Exercise instructions:
Within the records that follow, count the lines containing the string "title". Reply only with the count.
--- Data supplied ---
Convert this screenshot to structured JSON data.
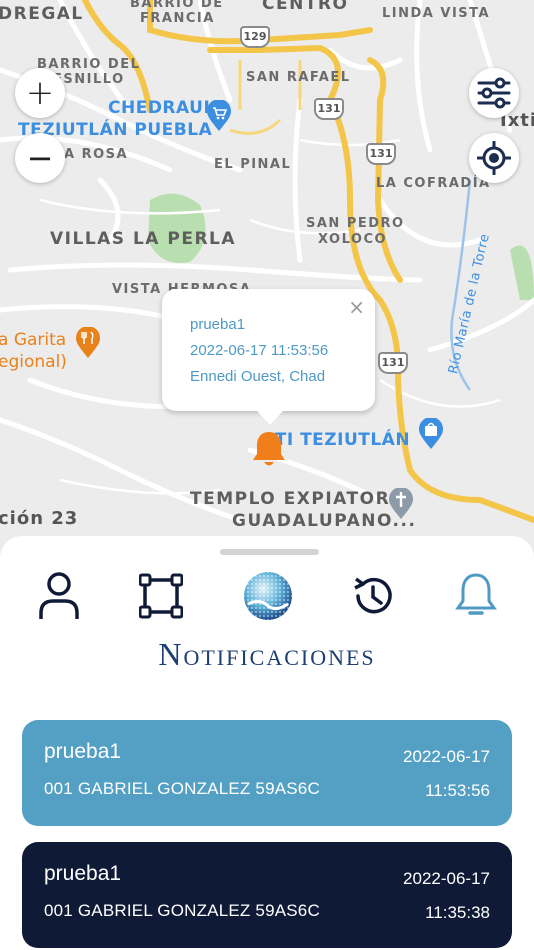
{
  "map": {
    "labels": {
      "dregal": "DREGAL",
      "barrio_de_francia_1": "BARRIO DE",
      "barrio_de_francia_2": "FRANCIA",
      "centro": "CENTRO",
      "linda_vista": "LINDA VISTA",
      "barrio_del_1": "BARRIO DEL",
      "barrio_del_2": "ESNILLO",
      "san_rafael": "SAN RAFAEL",
      "chedraui_1": "CHEDRAUI",
      "chedraui_2": "TEZIUTLÁN PUEBLA",
      "rosa": "A ROSA",
      "el_pinal": "EL PINAL",
      "ixtic": "Ixtic",
      "la_cofradia": "LA COFRADÍA",
      "villas_la_perla": "VILLAS LA PERLA",
      "san_pedro_1": "SAN PEDRO",
      "san_pedro_2": "XOLOCO",
      "rio_maria": "Río María de la Torre",
      "vista_hermosa": "VISTA HERMOSA",
      "la_garita_1": "a Garita",
      "la_garita_2": "egional)",
      "sti_teziutlan": "STI TEZIUTLÁN",
      "templo_1": "TEMPLO EXPIATORIO",
      "templo_2": "GUADALUPANO...",
      "seccion": "ción 23"
    },
    "shields": {
      "r129": "129",
      "r131a": "131",
      "r131b": "131",
      "r131c": "131"
    },
    "controls": {
      "zoom_in": "+",
      "zoom_out": "−",
      "filters_icon": "sliders-icon",
      "locate_icon": "crosshair-icon"
    },
    "popup": {
      "title": "prueba1",
      "datetime": "2022-06-17 11:53:56",
      "location": "Ennedi Ouest, Chad",
      "close": "×"
    },
    "marker_icon": "bell-icon",
    "colors": {
      "marker": "#f07e1b",
      "highway": "#f3c64a",
      "park": "#b9dfb0"
    }
  },
  "sheet": {
    "nav": [
      {
        "icon": "user-icon"
      },
      {
        "icon": "square-frame-icon"
      },
      {
        "icon": "globe-logo-icon"
      },
      {
        "icon": "history-icon"
      },
      {
        "icon": "bell-icon",
        "active": true
      }
    ],
    "title": "Notificaciones",
    "notifications": [
      {
        "name": "prueba1",
        "device": "001 GABRIEL GONZALEZ 59AS6C",
        "date": "2022-06-17",
        "time": "11:53:56",
        "color": "#54a0c4"
      },
      {
        "name": "prueba1",
        "device": "001 GABRIEL GONZALEZ 59AS6C",
        "date": "2022-06-17",
        "time": "11:35:38",
        "color": "#0f1a37"
      }
    ]
  }
}
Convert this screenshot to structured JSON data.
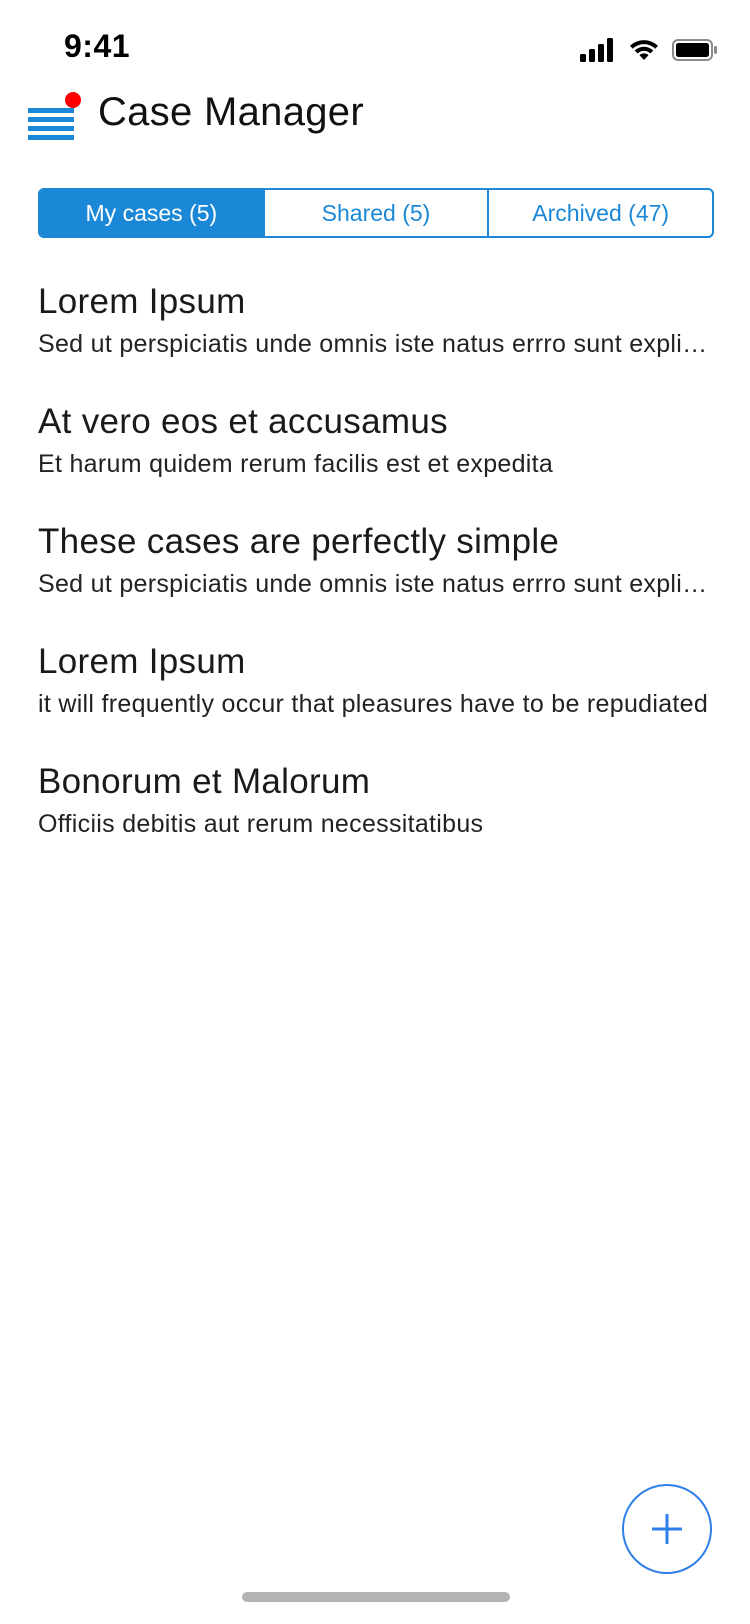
{
  "status_bar": {
    "time": "9:41",
    "icons": [
      "signal-icon",
      "wifi-icon",
      "battery-icon"
    ]
  },
  "header": {
    "title": "Case Manager",
    "menu_icon": "hamburger-menu-icon",
    "notification_dot_color": "#ff0000"
  },
  "tabs": [
    {
      "label": "My cases (5)",
      "active": true
    },
    {
      "label": "Shared (5)",
      "active": false
    },
    {
      "label": "Archived (47)",
      "active": false
    }
  ],
  "cases": [
    {
      "title": "Lorem Ipsum",
      "description": "Sed ut perspiciatis unde omnis iste natus errro sunt explicabo"
    },
    {
      "title": "At vero eos et accusamus",
      "description": "Et harum quidem rerum facilis est et expedita"
    },
    {
      "title": "These cases are perfectly simple",
      "description": "Sed ut perspiciatis unde omnis iste natus errro sunt explicabo"
    },
    {
      "title": "Lorem Ipsum",
      "description": "it will frequently occur that pleasures have to be repudiated"
    },
    {
      "title": "Bonorum et Malorum",
      "description": "Officiis debitis aut rerum necessitatibus"
    }
  ],
  "fab": {
    "icon": "plus-icon"
  },
  "colors": {
    "accent": "#1a88d6",
    "fab_accent": "#2f7fe8",
    "notification": "#ff0000"
  }
}
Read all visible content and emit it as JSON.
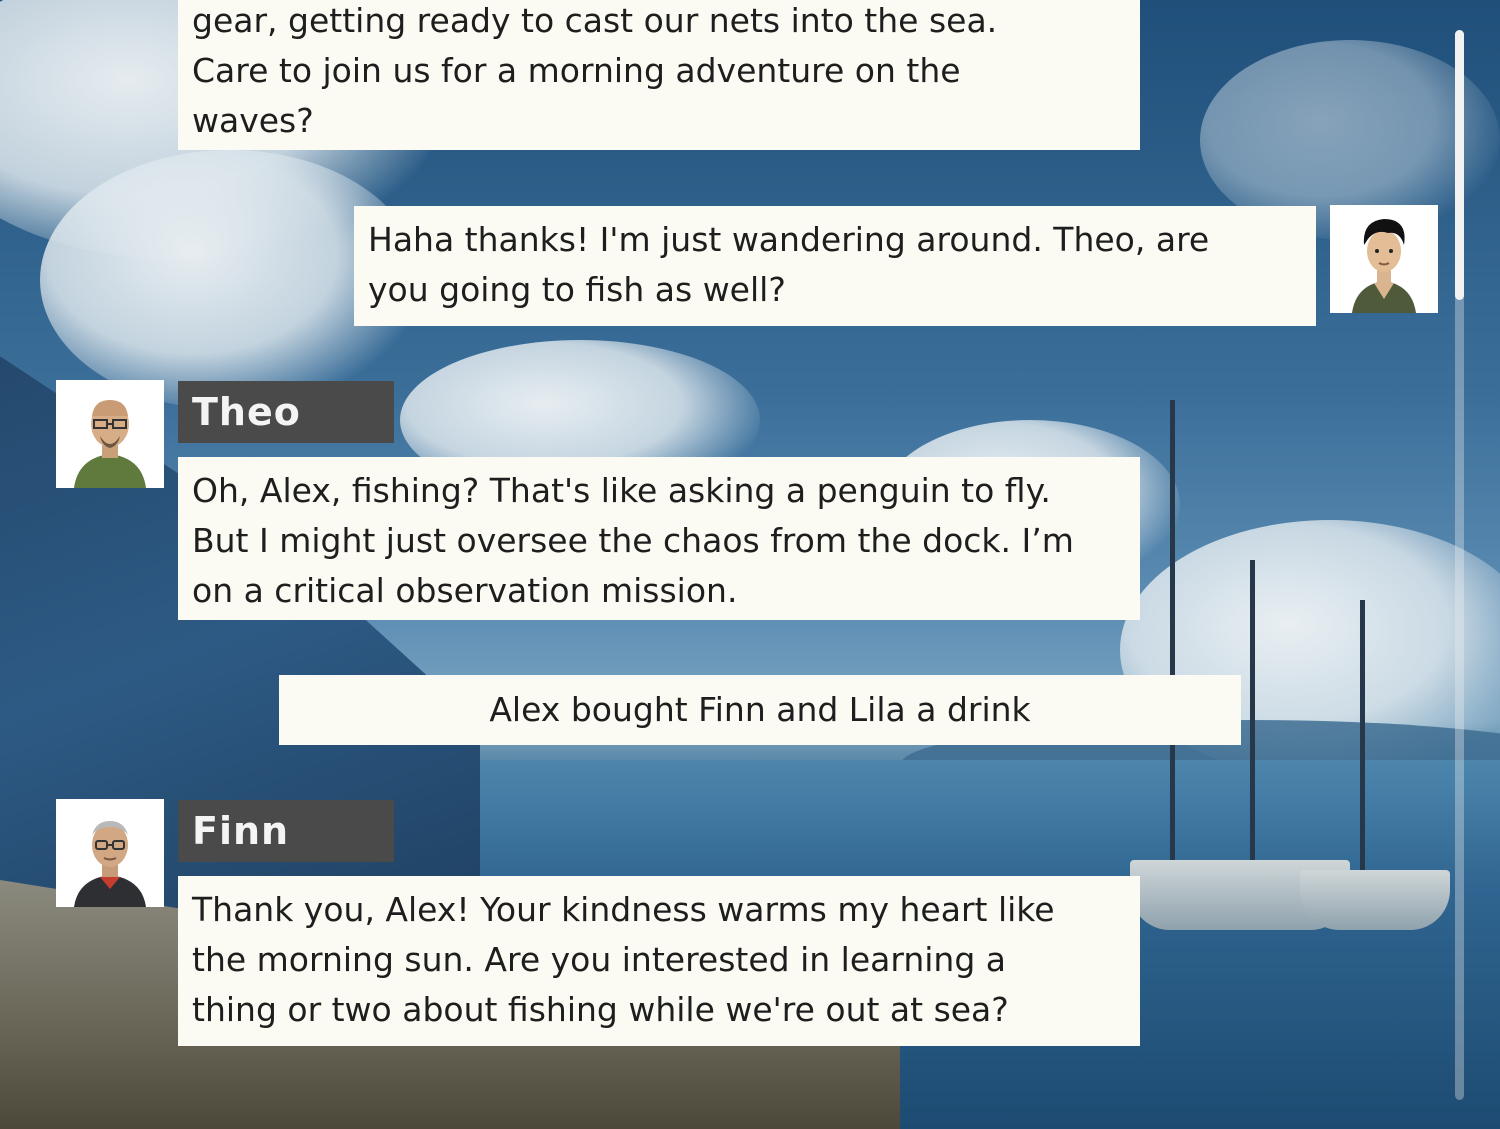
{
  "messages": {
    "prev_npc": {
      "lines": [
        "gear, getting ready to cast our nets into the sea.",
        "Care to join us for a morning adventure on the",
        "waves?"
      ]
    },
    "player": {
      "lines": [
        "Haha thanks! I'm just wandering around. Theo, are",
        "you going to fish as well?"
      ],
      "avatar_icon": "young-man-portrait"
    },
    "theo": {
      "name": "Theo",
      "lines": [
        "Oh, Alex, fishing? That's like asking a penguin to fly.",
        "But I might just oversee the chaos from the dock. I’m",
        "on a critical observation mission."
      ],
      "avatar_icon": "bald-man-goatee-portrait"
    },
    "event": {
      "text": "Alex bought Finn and Lila a drink"
    },
    "finn": {
      "name": "Finn",
      "lines": [
        "Thank you, Alex! Your kindness warms my heart like",
        "the morning sun. Are you interested in learning a",
        "thing or two about fishing while we're out at sea?"
      ],
      "avatar_icon": "elderly-man-glasses-portrait"
    }
  },
  "colors": {
    "bubble_bg": "#fbfbf3",
    "name_tag_bg": "#4a4a4a",
    "text": "#1e1e1e",
    "scene_sky": "#2f5f86"
  }
}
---
Result:
8